Instruction & Classes
Quaker & Special Collections welcomes the opportunity to work with classes from across the curriculum as well as classes and organizations beyond Haverford. As a hands-on laboratory for the liberal arts, Quaker & Special Collections provides students with the opportunity to work with original primary materials and develop rhetorical and critical thinking skills, cultural stewardship, a sense of the authority and authenticity of sources, empathy and engagement with materials, the importance of physical artifacts, and an acceptance of ambiguity.
Our teaching philosophy is to deeply engage students with original primary materials, to expose as many students as possible to our unique resources, and to provide them with the tools they need to best analyze, interpret, and use these resources. As a special collections department at an undergraduate liberal arts college, part of our mission is to facilitate student learning and faculty teaching.
Classes in Quaker & Special Collections can be arranged for any size and for students at any level. Introductory classes might include a brief orientation to the concept and existence of Quaker & Special Collections; all classes include time for students to interrogate and handle materials. Often, students will work with materials which might be used in a class assignment, and then return individually to spend more time with resources. Sessions are planned in conjunction with the course instructor.
Classes and visits for schools and organizations not affiliated with Haverford College are also supported; we welcome the opportunity to work with a wide variety of groups. We are happy to support visits from K-12 schools and other area colleges, scholarly organizations, any groups interested in Quaker history, and groups of librarians and archivists. Groups interested in such sessions should contact Quaker & Special Collections; a librarian will then help to plan your class or event.
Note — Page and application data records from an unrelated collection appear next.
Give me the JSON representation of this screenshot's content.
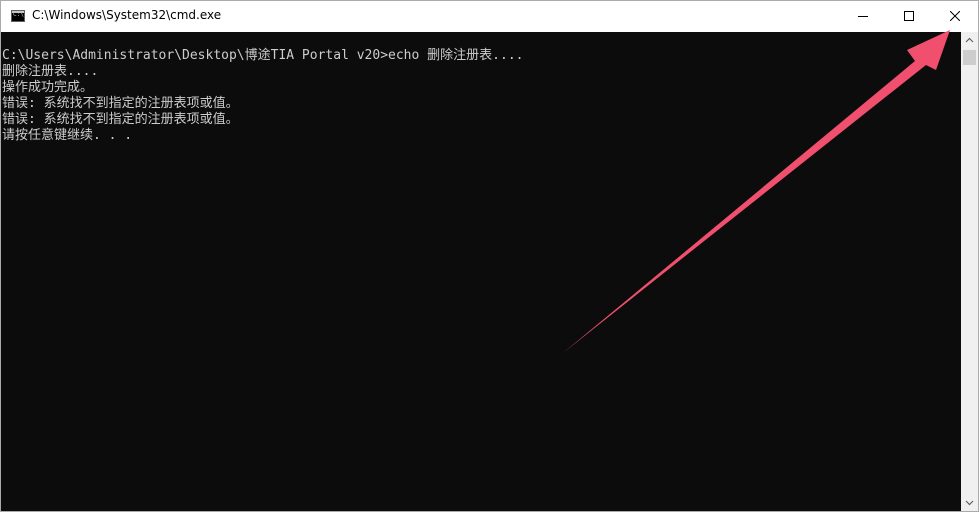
{
  "window": {
    "title": "C:\\Windows\\System32\\cmd.exe",
    "icon_label": "C:\\"
  },
  "controls": {
    "minimize_icon": "minimize-icon",
    "maximize_icon": "maximize-icon",
    "close_icon": "close-icon"
  },
  "console": {
    "lines": [
      "C:\\Users\\Administrator\\Desktop\\博途TIA Portal v20>echo 删除注册表....",
      "删除注册表....",
      "操作成功完成。",
      "错误: 系统找不到指定的注册表项或值。",
      "错误: 系统找不到指定的注册表项或值。",
      "请按任意键继续. . ."
    ]
  },
  "annotation": {
    "arrow_color": "#f0506e",
    "arrow_target": "close-button"
  },
  "colors": {
    "console_bg": "#0c0c0c",
    "console_text": "#cccccc",
    "titlebar_bg": "#ffffff"
  }
}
Are you interested in setting up an instruction session, or wondering what materials might be appropriate for a class?